Ritual slaughter without stunning raises domestic cruelty concerns

LARGE cattle could suffer protracted deaths from throat cutting in Australian abattoirs, a government report investigating animal welfare issues surrounding ritual slaughter has found.


Animal welfare groups, Greens, independent MPS and some Labor backbenchers have criticised the absence of mandatory stunning in the proposal the Australian Government has taken to Indonesia to reopen the live cattle export trade.
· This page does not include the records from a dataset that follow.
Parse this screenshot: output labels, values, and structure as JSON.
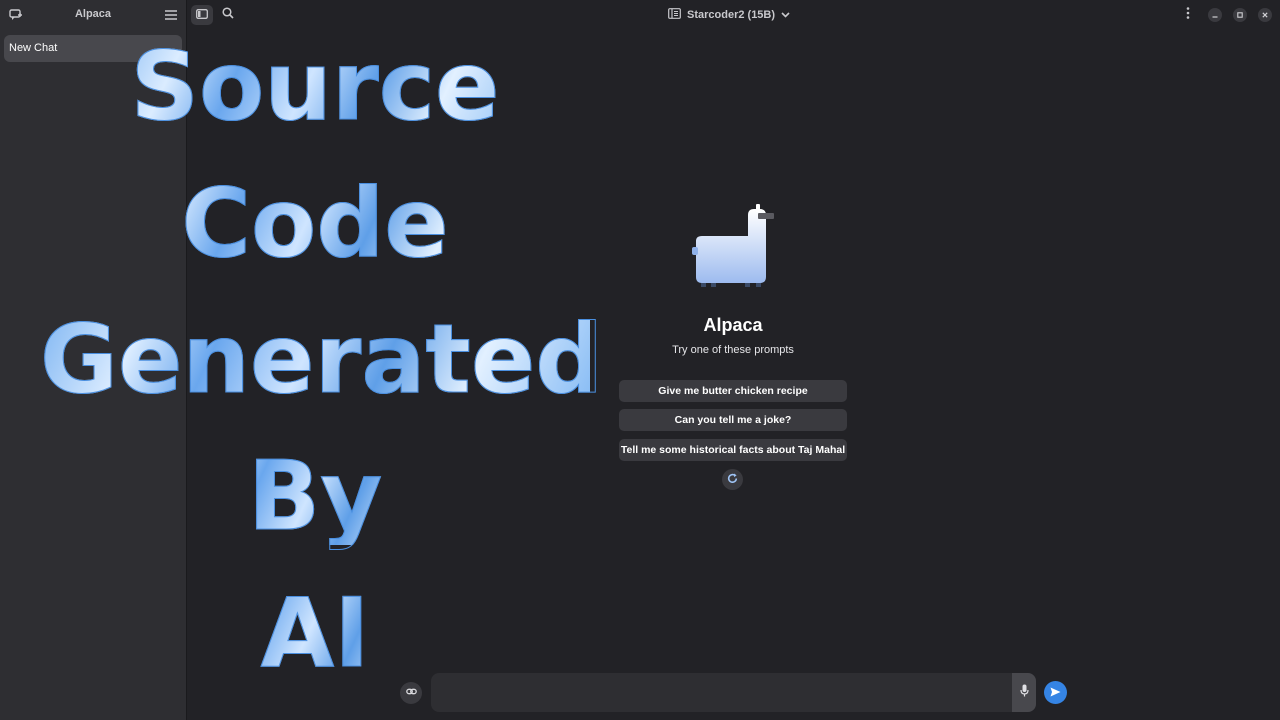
{
  "sidebar": {
    "title": "Alpaca",
    "chats": [
      {
        "label": "New Chat",
        "selected": true
      }
    ]
  },
  "header": {
    "model_name": "Starcoder2 (15B)"
  },
  "welcome": {
    "title": "Alpaca",
    "subtitle": "Try one of these prompts",
    "prompts": [
      "Give me butter chicken recipe",
      "Can you tell me a joke?",
      "Tell me some historical facts about Taj Mahal"
    ]
  },
  "input": {
    "value": "",
    "placeholder": ""
  },
  "overlay": {
    "lines": [
      "Source",
      "Code",
      "Generated",
      "By",
      "AI"
    ]
  },
  "colors": {
    "background": "#222226",
    "sidebar": "#2e2e32",
    "accent": "#3584e4",
    "overlay_text": "#a8cdf4"
  },
  "icons": {
    "new_chat": "chat-add-icon",
    "menu": "hamburger-menu-icon",
    "sidebar_toggle": "sidebar-toggle-icon",
    "search": "search-icon",
    "model": "model-manager-icon",
    "model_dropdown": "chevron-down-icon",
    "kebab": "vertical-dots-icon",
    "minimize": "minimize-icon",
    "maximize": "maximize-icon",
    "close": "close-icon",
    "refresh": "refresh-icon",
    "attach": "attachment-icon",
    "mic": "microphone-icon",
    "send": "send-icon",
    "logo": "alpaca-logo-icon"
  }
}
Yet government-approved slaughter without stunning continues daily in Australian abattoirs.


The 2008 report, commissioned by the Primary Industries standing committee and written by the Department of Agriculture's animal welfare branch, recommended that the practice of allowing traditional Halal and Kosher slaughter, which requires the throat of a beast to be slit while it is still sentient, be discontinued for large animals such as fully grown cattle because research showed it could take more than two minutes for such animals to lose consciousness.


Advertisement: Story continues below However, state and federal governments have failed to adopt the report's recommendations that a size limit be set on animals fit for slaughter without stunning and that alternative methods - which would render an animal unconscious before having its throat cut but still be acceptable to specific religious practices - should be investigated.
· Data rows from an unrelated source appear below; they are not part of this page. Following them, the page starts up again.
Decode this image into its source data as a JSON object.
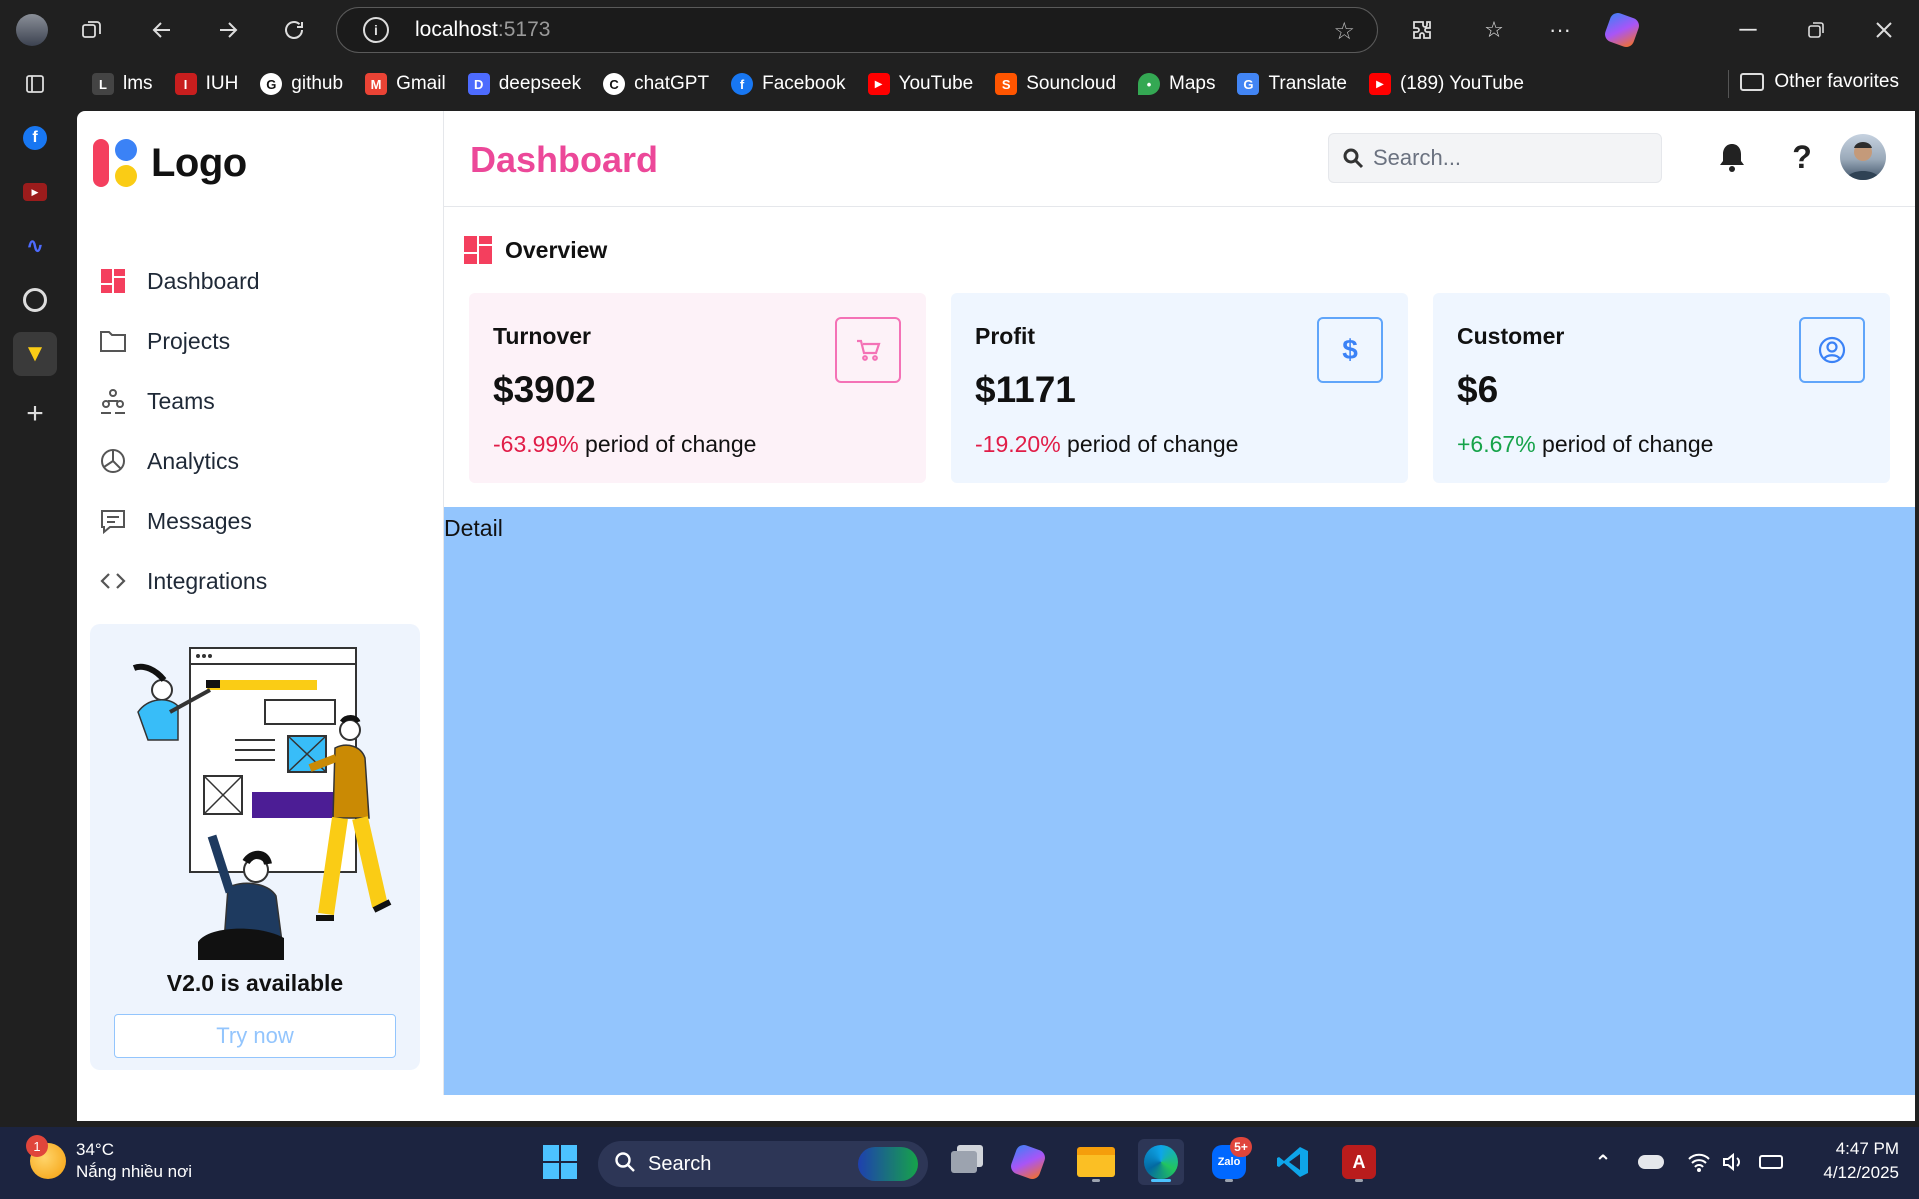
{
  "browser": {
    "url_host": "localhost",
    "url_port": ":5173",
    "bookmarks": [
      {
        "label": "lms",
        "color": "#444444",
        "glyph": "L"
      },
      {
        "label": "IUH",
        "color": "#c81e1e",
        "glyph": "I"
      },
      {
        "label": "github",
        "color": "#202020",
        "glyph": "G"
      },
      {
        "label": "Gmail",
        "color": "#ea4335",
        "glyph": "M"
      },
      {
        "label": "deepseek",
        "color": "#4d6bfe",
        "glyph": "D"
      },
      {
        "label": "chatGPT",
        "color": "#202020",
        "glyph": "C"
      },
      {
        "label": "Facebook",
        "color": "#1877f2",
        "glyph": "f"
      },
      {
        "label": "YouTube",
        "color": "#ff0000",
        "glyph": "▶"
      },
      {
        "label": "Souncloud",
        "color": "#ff5500",
        "glyph": "S"
      },
      {
        "label": "Maps",
        "color": "#34a853",
        "glyph": "M"
      },
      {
        "label": "Translate",
        "color": "#4285f4",
        "glyph": "G"
      },
      {
        "label": "(189) YouTube",
        "color": "#ff0000",
        "glyph": "▶"
      }
    ],
    "other_favorites": "Other favorites"
  },
  "app": {
    "logo_text": "Logo",
    "nav": [
      {
        "label": "Dashboard",
        "icon": "dashboard-icon"
      },
      {
        "label": "Projects",
        "icon": "folder-icon"
      },
      {
        "label": "Teams",
        "icon": "teams-icon"
      },
      {
        "label": "Analytics",
        "icon": "pie-chart-icon"
      },
      {
        "label": "Messages",
        "icon": "message-icon"
      },
      {
        "label": "Integrations",
        "icon": "code-icon"
      }
    ],
    "promo": {
      "title": "V2.0 is available",
      "button": "Try now"
    },
    "header": {
      "title": "Dashboard",
      "search_placeholder": "Search..."
    },
    "overview_title": "Overview",
    "cards": [
      {
        "title": "Turnover",
        "value": "$3902",
        "change": "-63.99%",
        "change_suffix": " period of change",
        "change_color": "#e11d48",
        "bg": "#fdf2f8",
        "accent": "#f472b6",
        "icon": "cart-icon"
      },
      {
        "title": "Profit",
        "value": "$1171",
        "change": "-19.20%",
        "change_suffix": " period of change",
        "change_color": "#e11d48",
        "bg": "#eff6ff",
        "accent": "#60a5fa",
        "icon": "dollar-icon"
      },
      {
        "title": "Customer",
        "value": "$6",
        "change": "+6.67%",
        "change_suffix": " period of change",
        "change_color": "#16a34a",
        "bg": "#eff6ff",
        "accent": "#60a5fa",
        "icon": "user-circle-icon"
      }
    ],
    "detail_label": "Detail"
  },
  "taskbar": {
    "weather_temp": "34°C",
    "weather_desc": "Nắng nhiều nơi",
    "weather_badge": "1",
    "search_label": "Search",
    "zalo_badge": "5+",
    "time": "4:47 PM",
    "date": "4/12/2025"
  }
}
In 2009, a concerned member of the public, Harry Roden, from Newtown, wrote to the then minister for agriculture, Tony Burke, requesting the practice cease on grounds of cruelty.


Mr Roden received a response from Allen Grant, the executive manager of the department's Agricultural Productivity Division.

The letter, obtained by the Herald, dismissed Mr Roden's concerns and stated that ''the slaughter of livestock without stunning is a longstanding practice to meet the stated requirements of particular religious groups. Australia's management and control of this practice is consistent with the World Organisation for Animal Health's animal welfare guidelines.''


The Herald asked the Department of Agriculture for a list of the abattoirs granted exemptions of the stun-before-slaughter rule but it refused, saying that most approved arrangements were held by state and territory regulators. South Australia has nine and Victoria three abattoirs that were government-approved for ritual slaughter.